Z3 implements a methodology for orchestrating reasoning engines where "big" symbolic reasoning steps are represented as functions known as *tactics*, and tactics are composed using combinators known as *tacticals*. Tactics process sets of formulas called Goals.

When a tactic is applied to some goal G, four different outcomes are possible. In SMT 2.0, the goal is the conjunction of all assertions. The tactic succeeds in showing G to be satisfiable (i.e., feasible); succeeds in showing G to be unsatisfiable (i.e., infeasible); produces a sequence of subgoals; or fails. When reducing a goal G to a sequence of subgoals G1, ..., Gn, we face the problem of model conversion. A model converter constructs a model for G using a model for some subgoal Gi.

In the following example, we use the command `apply`

to execute a tactic composed of two built-in tactics: `simplify`

and `solve-eqs`

. The tactic `simplify`

applies transformations equivalent to the ones found in the `simplify`

command.
The tactic `solve-eqs`

eliminates variables using Gaussian elimination.
Actually, `solve-eqs`

is not restricted linear arithmetic, but can also eliminate arbitrary variables. The combinator `then`

applies `simplify`

to the input goal and `solve-eqs`

to each subgoal produced by `simplify`

. In this example, only one subgoal is produced.

In the example above, variable x is eliminated, and is not present in the resultant goal.

In Z3, a *clause* is any constraint of the form `(or f_1 ... f_n)`

.
The tactic `split-clause`
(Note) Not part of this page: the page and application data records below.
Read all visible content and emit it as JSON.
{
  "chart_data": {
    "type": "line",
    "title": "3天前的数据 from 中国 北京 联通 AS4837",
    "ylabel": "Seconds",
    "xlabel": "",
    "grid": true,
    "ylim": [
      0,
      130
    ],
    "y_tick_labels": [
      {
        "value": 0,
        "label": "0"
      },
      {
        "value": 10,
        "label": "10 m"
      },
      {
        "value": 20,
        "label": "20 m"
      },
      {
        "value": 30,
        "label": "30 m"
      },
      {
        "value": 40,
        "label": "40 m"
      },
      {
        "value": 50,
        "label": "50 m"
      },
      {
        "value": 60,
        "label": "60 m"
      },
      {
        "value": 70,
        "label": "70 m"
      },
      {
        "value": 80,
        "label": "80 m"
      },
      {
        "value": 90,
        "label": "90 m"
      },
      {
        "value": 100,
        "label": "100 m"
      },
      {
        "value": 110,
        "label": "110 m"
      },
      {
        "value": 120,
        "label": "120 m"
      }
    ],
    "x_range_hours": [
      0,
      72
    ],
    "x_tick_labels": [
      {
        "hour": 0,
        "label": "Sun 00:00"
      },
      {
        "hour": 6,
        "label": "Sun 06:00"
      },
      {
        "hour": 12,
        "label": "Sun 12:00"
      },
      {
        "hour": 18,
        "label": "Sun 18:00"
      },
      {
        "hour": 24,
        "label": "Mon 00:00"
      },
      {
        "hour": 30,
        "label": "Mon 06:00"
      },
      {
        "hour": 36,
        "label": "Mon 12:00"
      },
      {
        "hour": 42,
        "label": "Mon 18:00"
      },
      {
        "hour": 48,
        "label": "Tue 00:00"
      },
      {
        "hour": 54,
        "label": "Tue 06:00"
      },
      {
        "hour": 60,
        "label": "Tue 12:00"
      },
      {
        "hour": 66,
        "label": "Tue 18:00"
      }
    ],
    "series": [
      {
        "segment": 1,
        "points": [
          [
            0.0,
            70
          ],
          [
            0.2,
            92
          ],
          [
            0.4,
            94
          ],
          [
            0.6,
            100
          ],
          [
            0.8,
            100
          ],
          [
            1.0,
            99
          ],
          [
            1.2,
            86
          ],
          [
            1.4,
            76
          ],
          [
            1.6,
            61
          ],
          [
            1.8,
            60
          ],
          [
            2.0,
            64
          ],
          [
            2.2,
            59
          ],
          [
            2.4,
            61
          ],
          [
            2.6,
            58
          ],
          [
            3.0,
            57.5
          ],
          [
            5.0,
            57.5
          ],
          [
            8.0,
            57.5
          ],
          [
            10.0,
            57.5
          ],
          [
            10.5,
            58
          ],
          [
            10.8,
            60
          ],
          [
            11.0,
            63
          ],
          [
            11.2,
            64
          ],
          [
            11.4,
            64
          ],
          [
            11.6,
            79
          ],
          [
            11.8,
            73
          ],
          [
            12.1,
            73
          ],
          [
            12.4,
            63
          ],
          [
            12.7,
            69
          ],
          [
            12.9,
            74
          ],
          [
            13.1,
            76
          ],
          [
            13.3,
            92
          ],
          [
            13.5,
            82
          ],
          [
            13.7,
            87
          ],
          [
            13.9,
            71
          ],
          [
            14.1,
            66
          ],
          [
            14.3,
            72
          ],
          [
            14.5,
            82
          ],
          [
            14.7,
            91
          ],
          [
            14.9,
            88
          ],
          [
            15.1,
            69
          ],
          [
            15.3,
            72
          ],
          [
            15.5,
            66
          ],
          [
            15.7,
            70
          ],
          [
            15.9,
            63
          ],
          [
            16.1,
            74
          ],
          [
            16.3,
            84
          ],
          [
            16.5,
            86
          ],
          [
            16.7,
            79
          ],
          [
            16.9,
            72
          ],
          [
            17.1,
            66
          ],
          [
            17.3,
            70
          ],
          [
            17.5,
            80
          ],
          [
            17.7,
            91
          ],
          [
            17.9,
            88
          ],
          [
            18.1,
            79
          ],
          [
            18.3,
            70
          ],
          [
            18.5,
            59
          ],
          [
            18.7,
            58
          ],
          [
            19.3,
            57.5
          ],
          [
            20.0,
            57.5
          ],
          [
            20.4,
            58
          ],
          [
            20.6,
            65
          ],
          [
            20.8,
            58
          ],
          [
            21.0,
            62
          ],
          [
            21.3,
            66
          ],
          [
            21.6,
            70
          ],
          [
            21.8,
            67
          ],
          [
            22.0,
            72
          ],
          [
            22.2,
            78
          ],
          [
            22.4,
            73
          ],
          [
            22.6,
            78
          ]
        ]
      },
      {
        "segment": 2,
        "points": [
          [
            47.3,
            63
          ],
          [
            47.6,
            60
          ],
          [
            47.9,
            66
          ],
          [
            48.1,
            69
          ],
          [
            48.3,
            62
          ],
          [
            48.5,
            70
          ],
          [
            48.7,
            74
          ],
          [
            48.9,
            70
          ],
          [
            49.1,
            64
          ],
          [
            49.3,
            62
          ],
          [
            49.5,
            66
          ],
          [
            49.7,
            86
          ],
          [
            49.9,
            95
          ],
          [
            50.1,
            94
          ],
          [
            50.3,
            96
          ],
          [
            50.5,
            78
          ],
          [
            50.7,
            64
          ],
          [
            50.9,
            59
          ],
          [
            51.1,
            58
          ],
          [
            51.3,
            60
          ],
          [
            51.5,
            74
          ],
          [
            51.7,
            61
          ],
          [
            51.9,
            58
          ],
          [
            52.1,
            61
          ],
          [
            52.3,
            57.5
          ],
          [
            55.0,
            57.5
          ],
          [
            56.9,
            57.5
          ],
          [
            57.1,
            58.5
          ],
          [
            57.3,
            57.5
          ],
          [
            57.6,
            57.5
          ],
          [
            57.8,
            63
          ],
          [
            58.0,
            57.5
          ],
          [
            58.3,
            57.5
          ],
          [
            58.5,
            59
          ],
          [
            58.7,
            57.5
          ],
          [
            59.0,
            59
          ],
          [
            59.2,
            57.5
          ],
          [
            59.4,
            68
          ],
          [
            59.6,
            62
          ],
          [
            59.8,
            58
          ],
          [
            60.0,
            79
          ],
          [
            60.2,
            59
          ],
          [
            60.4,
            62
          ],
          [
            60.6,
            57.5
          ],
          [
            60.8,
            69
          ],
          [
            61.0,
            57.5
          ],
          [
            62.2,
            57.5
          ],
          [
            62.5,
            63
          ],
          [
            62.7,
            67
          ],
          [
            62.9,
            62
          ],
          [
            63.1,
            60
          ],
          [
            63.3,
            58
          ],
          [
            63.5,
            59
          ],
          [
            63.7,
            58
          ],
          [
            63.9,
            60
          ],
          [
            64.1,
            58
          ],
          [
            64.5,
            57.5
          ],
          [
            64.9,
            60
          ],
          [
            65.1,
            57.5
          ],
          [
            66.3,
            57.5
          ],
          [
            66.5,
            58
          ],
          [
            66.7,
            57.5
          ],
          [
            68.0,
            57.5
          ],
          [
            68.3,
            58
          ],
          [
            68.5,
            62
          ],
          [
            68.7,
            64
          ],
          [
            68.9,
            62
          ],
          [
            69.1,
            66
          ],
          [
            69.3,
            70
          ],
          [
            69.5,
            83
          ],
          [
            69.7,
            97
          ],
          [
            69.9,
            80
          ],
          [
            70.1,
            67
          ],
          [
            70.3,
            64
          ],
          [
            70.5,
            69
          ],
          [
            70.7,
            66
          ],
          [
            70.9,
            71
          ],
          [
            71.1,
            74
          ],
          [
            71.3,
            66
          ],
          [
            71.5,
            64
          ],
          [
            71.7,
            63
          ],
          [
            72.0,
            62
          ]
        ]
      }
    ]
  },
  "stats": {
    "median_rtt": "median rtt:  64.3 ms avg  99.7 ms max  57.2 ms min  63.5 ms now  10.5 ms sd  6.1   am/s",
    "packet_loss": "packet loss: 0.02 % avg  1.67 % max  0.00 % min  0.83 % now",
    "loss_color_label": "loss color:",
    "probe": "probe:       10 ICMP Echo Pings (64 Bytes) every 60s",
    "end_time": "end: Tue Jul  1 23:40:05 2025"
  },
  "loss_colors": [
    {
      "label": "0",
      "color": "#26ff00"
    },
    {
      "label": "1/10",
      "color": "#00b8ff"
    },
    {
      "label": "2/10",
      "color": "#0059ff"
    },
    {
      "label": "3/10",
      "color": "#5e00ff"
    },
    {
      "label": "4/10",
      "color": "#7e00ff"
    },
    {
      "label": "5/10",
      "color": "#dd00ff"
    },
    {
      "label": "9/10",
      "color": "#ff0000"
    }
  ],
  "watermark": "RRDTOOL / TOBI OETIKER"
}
will select a clause `(or f_1 ... f_n)`

in the input goal, and split it into n subgoals, one for each subformula `f_i`

.